They compete in competitions to build the most fuel-efficient cars possible.
"How we do that is a mix of weight, our engine, rolling resistance, air resistance," Senior Phillip Stute explains.
They compete in a national competition called the Shell Eco-Marathon with two vehicles, the prototype and the urban.
"They give you a height and width dimension so you don't tip over," co-advisor Dan Ritter said of the prototype. "But otherwise you can do pretty much whatever you want."
Mater Dei took second place in their prototype. It was 1,800 miles to the gallon!
The urban car is less efficient but more practical with common features like brake lights and turn signals.
Mater Dei took first place at this year's competition with their urban car. It gets 437 miles to the gallon.
"This is kind of a national shout out, if you want to call it that, to fuel efficiency companies," Stute says. "Hey, this is what we're getting, let's see if we can compare notes and make our fuel efficiency better in the future."
Some students develop talents they already have and others start from scratch.
"Some of these kids don't even know which way to turn the nut to tighten it, you know, righty tighty, lefty loosey," Ritter says. "They don't even know that when they start."
They may start small but many students have gone on to pursue degrees in engineering.
Some work specifically on efficiency.
These students hope that their hobby of building tiny cars will one day contribute to a bigger cause.

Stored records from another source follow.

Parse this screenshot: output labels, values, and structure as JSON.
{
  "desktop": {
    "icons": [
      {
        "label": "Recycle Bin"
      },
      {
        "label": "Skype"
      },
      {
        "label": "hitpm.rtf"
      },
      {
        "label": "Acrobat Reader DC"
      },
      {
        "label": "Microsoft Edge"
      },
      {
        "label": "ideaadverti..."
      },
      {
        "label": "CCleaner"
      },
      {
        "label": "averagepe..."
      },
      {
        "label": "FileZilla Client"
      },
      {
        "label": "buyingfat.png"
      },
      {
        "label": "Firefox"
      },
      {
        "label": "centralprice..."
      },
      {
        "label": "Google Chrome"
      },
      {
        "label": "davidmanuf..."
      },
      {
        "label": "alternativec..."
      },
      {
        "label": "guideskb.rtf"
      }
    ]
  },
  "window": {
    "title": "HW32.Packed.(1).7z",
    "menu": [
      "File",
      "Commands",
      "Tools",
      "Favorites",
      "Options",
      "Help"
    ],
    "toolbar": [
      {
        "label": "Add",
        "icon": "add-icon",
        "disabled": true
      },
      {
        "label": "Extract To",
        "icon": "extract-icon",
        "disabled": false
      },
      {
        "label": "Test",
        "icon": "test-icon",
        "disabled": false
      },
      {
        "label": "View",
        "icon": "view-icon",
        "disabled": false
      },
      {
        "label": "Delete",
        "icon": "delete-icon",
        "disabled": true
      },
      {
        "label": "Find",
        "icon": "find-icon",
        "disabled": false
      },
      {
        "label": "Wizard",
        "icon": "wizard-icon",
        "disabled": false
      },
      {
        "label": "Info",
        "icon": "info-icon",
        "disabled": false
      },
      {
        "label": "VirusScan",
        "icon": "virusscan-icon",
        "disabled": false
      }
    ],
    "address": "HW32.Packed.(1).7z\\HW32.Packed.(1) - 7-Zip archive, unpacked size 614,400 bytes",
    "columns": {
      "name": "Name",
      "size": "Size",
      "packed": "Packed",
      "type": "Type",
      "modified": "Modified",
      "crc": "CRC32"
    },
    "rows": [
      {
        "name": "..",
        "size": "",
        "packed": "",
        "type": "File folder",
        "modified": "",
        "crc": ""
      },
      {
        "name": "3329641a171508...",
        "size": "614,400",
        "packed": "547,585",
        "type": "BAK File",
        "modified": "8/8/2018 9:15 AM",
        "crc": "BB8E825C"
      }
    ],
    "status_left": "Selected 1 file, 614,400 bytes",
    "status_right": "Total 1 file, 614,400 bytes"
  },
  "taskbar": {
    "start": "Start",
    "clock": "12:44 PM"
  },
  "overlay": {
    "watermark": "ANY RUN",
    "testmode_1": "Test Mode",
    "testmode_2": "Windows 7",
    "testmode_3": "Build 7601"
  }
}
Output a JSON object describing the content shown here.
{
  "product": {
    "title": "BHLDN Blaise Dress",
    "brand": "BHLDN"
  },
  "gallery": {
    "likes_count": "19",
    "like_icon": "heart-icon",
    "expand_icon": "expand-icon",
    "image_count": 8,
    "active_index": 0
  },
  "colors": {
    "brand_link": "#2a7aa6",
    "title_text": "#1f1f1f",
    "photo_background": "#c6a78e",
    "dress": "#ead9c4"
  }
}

©2010 WFIE. All rights reserved. This material may not be published, broadcast, rewritten, or redistributed.